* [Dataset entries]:
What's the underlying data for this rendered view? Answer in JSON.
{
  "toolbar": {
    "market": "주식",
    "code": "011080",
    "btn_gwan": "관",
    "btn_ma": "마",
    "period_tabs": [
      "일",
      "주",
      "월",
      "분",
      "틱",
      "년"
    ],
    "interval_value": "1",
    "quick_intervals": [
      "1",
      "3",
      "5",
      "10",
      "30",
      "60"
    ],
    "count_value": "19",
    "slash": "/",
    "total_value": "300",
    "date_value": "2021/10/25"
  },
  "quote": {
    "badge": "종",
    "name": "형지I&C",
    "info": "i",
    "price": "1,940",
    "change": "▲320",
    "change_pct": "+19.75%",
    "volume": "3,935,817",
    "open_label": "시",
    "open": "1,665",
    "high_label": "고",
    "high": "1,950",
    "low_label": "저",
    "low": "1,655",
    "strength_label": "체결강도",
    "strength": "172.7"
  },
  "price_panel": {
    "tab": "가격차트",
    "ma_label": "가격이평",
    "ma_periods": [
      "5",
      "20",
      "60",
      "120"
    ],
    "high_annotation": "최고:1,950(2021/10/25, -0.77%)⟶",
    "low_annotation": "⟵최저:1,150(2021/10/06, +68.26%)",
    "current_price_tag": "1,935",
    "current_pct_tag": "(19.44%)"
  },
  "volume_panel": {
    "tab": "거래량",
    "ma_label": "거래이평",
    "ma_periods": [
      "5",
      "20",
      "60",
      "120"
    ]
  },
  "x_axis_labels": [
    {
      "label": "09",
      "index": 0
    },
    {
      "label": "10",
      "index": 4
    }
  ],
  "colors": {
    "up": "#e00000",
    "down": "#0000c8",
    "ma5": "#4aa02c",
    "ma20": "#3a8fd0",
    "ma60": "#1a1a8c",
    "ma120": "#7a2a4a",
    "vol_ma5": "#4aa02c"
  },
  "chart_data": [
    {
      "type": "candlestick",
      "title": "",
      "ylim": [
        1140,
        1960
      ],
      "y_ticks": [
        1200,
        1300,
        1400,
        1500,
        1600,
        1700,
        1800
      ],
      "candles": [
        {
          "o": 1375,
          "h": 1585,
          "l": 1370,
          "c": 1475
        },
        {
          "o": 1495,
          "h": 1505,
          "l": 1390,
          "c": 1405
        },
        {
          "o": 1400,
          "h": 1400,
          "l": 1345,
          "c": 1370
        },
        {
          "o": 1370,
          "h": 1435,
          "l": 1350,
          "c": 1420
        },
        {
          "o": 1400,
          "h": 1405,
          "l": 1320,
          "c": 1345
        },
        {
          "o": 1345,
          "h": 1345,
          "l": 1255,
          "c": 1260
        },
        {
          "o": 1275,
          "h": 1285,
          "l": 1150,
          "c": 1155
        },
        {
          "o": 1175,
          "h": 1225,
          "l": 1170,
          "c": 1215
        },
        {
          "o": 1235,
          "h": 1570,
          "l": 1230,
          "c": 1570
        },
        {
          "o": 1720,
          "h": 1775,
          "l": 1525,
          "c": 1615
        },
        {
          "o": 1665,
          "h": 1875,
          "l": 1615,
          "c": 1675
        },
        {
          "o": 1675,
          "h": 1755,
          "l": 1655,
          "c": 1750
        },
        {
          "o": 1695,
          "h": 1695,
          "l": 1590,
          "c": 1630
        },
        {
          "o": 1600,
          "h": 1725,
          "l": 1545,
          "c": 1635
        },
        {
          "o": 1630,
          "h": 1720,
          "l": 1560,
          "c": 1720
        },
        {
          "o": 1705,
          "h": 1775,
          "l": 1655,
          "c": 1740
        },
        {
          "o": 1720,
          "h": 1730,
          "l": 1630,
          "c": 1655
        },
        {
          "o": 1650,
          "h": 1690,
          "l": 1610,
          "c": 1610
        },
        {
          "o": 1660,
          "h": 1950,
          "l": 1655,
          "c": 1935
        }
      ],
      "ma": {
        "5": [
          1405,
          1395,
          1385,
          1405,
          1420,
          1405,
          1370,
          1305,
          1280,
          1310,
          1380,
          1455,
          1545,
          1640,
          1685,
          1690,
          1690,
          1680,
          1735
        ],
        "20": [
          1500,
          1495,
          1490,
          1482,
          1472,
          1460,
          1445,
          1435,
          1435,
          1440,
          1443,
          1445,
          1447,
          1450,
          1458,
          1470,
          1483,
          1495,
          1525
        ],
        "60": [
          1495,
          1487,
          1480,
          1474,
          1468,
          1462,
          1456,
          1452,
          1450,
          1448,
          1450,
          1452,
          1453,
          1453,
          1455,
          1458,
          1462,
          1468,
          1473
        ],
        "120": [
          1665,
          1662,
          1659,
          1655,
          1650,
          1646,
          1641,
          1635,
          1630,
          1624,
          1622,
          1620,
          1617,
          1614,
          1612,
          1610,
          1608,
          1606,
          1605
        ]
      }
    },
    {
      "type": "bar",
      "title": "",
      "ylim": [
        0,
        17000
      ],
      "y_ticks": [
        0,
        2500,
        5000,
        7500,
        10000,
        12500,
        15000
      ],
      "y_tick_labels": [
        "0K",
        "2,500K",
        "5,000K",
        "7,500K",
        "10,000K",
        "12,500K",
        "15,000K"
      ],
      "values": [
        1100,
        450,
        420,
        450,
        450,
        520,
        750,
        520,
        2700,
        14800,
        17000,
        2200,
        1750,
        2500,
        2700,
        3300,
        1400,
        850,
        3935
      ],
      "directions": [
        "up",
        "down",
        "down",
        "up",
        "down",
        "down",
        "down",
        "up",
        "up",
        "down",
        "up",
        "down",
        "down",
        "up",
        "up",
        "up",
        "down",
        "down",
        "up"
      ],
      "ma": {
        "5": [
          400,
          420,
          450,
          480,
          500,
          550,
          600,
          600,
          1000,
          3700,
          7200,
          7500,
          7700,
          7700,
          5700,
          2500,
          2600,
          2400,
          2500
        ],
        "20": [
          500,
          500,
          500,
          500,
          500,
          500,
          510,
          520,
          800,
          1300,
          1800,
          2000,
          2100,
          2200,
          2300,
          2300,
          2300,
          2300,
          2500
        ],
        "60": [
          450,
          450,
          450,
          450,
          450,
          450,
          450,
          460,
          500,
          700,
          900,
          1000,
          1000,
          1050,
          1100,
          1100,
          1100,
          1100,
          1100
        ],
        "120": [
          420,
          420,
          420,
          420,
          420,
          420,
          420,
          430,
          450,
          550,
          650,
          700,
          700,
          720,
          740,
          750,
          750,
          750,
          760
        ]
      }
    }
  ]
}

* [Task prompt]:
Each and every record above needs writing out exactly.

* [Answer below]:
What's the underlying data for this rendered view? Answer in JSON.
{
  "toolbar": {
    "market": "주식",
    "code": "011080",
    "btn_gwan": "관",
    "btn_ma": "마",
    "period_tabs": [
      "일",
      "주",
      "월",
      "분",
      "틱",
      "년"
    ],
    "interval_value": "1",
    "quick_intervals": [
      "1",
      "3",
      "5",
      "10",
      "30",
      "60"
    ],
    "count_value": "19",
    "slash": "/",
    "total_value": "300",
    "date_value": "2021/10/25"
  },
  "quote": {
    "badge": "종",
    "name": "형지I&C",
    "info": "i",
    "price": "1,940",
    "change": "▲320",
    "change_pct": "+19.75%",
    "volume": "3,935,817",
    "open_label": "시",
    "open": "1,665",
    "high_label": "고",
    "high": "1,950",
    "low_label": "저",
    "low": "1,655",
    "strength_label": "체결강도",
    "strength": "172.7"
  },
  "price_panel": {
    "tab": "가격차트",
    "ma_label": "가격이평",
    "ma_periods": [
      "5",
      "20",
      "60",
      "120"
    ],
    "high_annotation": "최고:1,950(2021/10/25, -0.77%)⟶",
    "low_annotation": "⟵최저:1,150(2021/10/06, +68.26%)",
    "current_price_tag": "1,935",
    "current_pct_tag": "(19.44%)"
  },
  "volume_panel": {
    "tab": "거래량",
    "ma_label": "거래이평",
    "ma_periods": [
      "5",
      "20",
      "60",
      "120"
    ]
  },
  "x_axis_labels": [
    {
      "label": "09",
      "index": 0
    },
    {
      "label": "10",
      "index": 4
    }
  ],
  "colors": {
    "up": "#e00000",
    "down": "#0000c8",
    "ma5": "#4aa02c",
    "ma20": "#3a8fd0",
    "ma60": "#1a1a8c",
    "ma120": "#7a2a4a",
    "vol_ma5": "#4aa02c"
  },
  "chart_data": [
    {
      "type": "candlestick",
      "title": "",
      "ylim": [
        1140,
        1960
      ],
      "y_ticks": [
        1200,
        1300,
        1400,
        1500,
        1600,
        1700,
        1800
      ],
      "candles": [
        {
          "o": 1375,
          "h": 1585,
          "l": 1370,
          "c": 1475
        },
        {
          "o": 1495,
          "h": 1505,
          "l": 1390,
          "c": 1405
        },
        {
          "o": 1400,
          "h": 1400,
          "l": 1345,
          "c": 1370
        },
        {
          "o": 1370,
          "h": 1435,
          "l": 1350,
          "c": 1420
        },
        {
          "o": 1400,
          "h": 1405,
          "l": 1320,
          "c": 1345
        },
        {
          "o": 1345,
          "h": 1345,
          "l": 1255,
          "c": 1260
        },
        {
          "o": 1275,
          "h": 1285,
          "l": 1150,
          "c": 1155
        },
        {
          "o": 1175,
          "h": 1225,
          "l": 1170,
          "c": 1215
        },
        {
          "o": 1235,
          "h": 1570,
          "l": 1230,
          "c": 1570
        },
        {
          "o": 1720,
          "h": 1775,
          "l": 1525,
          "c": 1615
        },
        {
          "o": 1665,
          "h": 1875,
          "l": 1615,
          "c": 1675
        },
        {
          "o": 1675,
          "h": 1755,
          "l": 1655,
          "c": 1750
        },
        {
          "o": 1695,
          "h": 1695,
          "l": 1590,
          "c": 1630
        },
        {
          "o": 1600,
          "h": 1725,
          "l": 1545,
          "c": 1635
        },
        {
          "o": 1630,
          "h": 1720,
          "l": 1560,
          "c": 1720
        },
        {
          "o": 1705,
          "h": 1775,
          "l": 1655,
          "c": 1740
        },
        {
          "o": 1720,
          "h": 1730,
          "l": 1630,
          "c": 1655
        },
        {
          "o": 1650,
          "h": 1690,
          "l": 1610,
          "c": 1610
        },
        {
          "o": 1660,
          "h": 1950,
          "l": 1655,
          "c": 1935
        }
      ],
      "ma": {
        "5": [
          1405,
          1395,
          1385,
          1405,
          1420,
          1405,
          1370,
          1305,
          1280,
          1310,
          1380,
          1455,
          1545,
          1640,
          1685,
          1690,
          1690,
          1680,
          1735
        ],
        "20": [
          1500,
          1495,
          1490,
          1482,
          1472,
          1460,
          1445,
          1435,
          1435,
          1440,
          1443,
          1445,
          1447,
          1450,
          1458,
          1470,
          1483,
          1495,
          1525
        ],
        "60": [
          1495,
          1487,
          1480,
          1474,
          1468,
          1462,
          1456,
          1452,
          1450,
          1448,
          1450,
          1452,
          1453,
          1453,
          1455,
          1458,
          1462,
          1468,
          1473
        ],
        "120": [
          1665,
          1662,
          1659,
          1655,
          1650,
          1646,
          1641,
          1635,
          1630,
          1624,
          1622,
          1620,
          1617,
          1614,
          1612,
          1610,
          1608,
          1606,
          1605
        ]
      }
    },
    {
      "type": "bar",
      "title": "",
      "ylim": [
        0,
        17000
      ],
      "y_ticks": [
        0,
        2500,
        5000,
        7500,
        10000,
        12500,
        15000
      ],
      "y_tick_labels": [
        "0K",
        "2,500K",
        "5,000K",
        "7,500K",
        "10,000K",
        "12,500K",
        "15,000K"
      ],
      "values": [
        1100,
        450,
        420,
        450,
        450,
        520,
        750,
        520,
        2700,
        14800,
        17000,
        2200,
        1750,
        2500,
        2700,
        3300,
        1400,
        850,
        3935
      ],
      "directions": [
        "up",
        "down",
        "down",
        "up",
        "down",
        "down",
        "down",
        "up",
        "up",
        "down",
        "up",
        "down",
        "down",
        "up",
        "up",
        "up",
        "down",
        "down",
        "up"
      ],
      "ma": {
        "5": [
          400,
          420,
          450,
          480,
          500,
          550,
          600,
          600,
          1000,
          3700,
          7200,
          7500,
          7700,
          7700,
          5700,
          2500,
          2600,
          2400,
          2500
        ],
        "20": [
          500,
          500,
          500,
          500,
          500,
          500,
          510,
          520,
          800,
          1300,
          1800,
          2000,
          2100,
          2200,
          2300,
          2300,
          2300,
          2300,
          2500
        ],
        "60": [
          450,
          450,
          450,
          450,
          450,
          450,
          450,
          460,
          500,
          700,
          900,
          1000,
          1000,
          1050,
          1100,
          1100,
          1100,
          1100,
          1100
        ],
        "120": [
          420,
          420,
          420,
          420,
          420,
          420,
          420,
          430,
          450,
          550,
          650,
          700,
          700,
          720,
          740,
          750,
          750,
          750,
          760
        ]
      }
    }
  ]
}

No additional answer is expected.